Aim of the exercise: Find and copy each line of the data that includes "最长不得超过".

Dataset extract:
=== Section Start ===

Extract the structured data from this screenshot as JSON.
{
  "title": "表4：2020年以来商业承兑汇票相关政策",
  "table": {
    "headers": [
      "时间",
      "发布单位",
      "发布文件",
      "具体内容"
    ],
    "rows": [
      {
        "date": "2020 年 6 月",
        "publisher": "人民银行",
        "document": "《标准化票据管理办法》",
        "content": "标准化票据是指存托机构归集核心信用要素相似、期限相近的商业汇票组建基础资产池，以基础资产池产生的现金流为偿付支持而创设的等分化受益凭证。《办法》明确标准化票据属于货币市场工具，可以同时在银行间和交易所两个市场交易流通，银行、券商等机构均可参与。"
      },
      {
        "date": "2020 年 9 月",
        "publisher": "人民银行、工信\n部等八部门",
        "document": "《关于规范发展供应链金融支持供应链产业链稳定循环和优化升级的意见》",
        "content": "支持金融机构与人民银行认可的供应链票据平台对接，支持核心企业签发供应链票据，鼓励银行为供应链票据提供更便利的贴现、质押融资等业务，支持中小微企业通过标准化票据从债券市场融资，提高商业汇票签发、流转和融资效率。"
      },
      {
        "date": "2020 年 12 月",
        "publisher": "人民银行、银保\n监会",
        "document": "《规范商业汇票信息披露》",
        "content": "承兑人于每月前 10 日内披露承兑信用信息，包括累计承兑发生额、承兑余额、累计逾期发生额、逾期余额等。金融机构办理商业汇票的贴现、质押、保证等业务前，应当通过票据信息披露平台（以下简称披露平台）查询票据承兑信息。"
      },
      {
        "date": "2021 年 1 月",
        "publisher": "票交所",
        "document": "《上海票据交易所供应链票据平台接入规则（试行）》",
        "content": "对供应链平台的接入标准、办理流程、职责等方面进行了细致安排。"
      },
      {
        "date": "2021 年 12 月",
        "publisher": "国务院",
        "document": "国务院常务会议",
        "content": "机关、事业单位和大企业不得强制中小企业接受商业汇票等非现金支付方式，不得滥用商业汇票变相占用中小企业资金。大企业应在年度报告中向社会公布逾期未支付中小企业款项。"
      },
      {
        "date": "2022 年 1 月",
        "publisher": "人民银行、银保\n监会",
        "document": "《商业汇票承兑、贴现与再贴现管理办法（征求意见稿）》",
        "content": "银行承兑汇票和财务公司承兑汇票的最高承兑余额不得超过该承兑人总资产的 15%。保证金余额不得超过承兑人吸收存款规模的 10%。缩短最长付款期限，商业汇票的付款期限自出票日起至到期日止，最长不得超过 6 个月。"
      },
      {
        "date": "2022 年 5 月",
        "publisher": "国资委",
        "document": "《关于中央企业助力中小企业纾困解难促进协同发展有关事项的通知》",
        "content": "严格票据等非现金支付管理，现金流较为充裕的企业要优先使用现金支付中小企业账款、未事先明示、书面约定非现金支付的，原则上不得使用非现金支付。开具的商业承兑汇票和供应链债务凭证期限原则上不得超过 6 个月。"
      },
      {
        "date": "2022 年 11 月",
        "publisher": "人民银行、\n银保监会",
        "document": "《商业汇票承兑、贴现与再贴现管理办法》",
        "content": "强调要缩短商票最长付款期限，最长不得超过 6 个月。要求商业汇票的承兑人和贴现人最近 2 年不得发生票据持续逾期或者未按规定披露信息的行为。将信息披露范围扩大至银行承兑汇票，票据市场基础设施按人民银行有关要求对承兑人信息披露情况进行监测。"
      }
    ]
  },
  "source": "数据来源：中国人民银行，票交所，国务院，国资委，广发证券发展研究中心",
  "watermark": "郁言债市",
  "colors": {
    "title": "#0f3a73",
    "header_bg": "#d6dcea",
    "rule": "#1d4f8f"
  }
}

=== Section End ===

Output for this exercise:
        "content": "银行承兑汇票和财务公司承兑汇票的最高承兑余额不得超过该承兑人总资产的 15%。保证金余额不得超过承兑人吸收存款规模的 10%。缩短最长付款期限，商业汇票的付款期限自出票日起至到期日止，最长不得超过 6 个月。"
        "content": "强调要缩短商票最长付款期限，最长不得超过 6 个月。要求商业汇票的承兑人和贴现人最近 2 年不得发生票据持续逾期或者未按规定披露信息的行为。将信息披露范围扩大至银行承兑汇票，票据市场基础设施按人民银行有关要求对承兑人信息披露情况进行监测。"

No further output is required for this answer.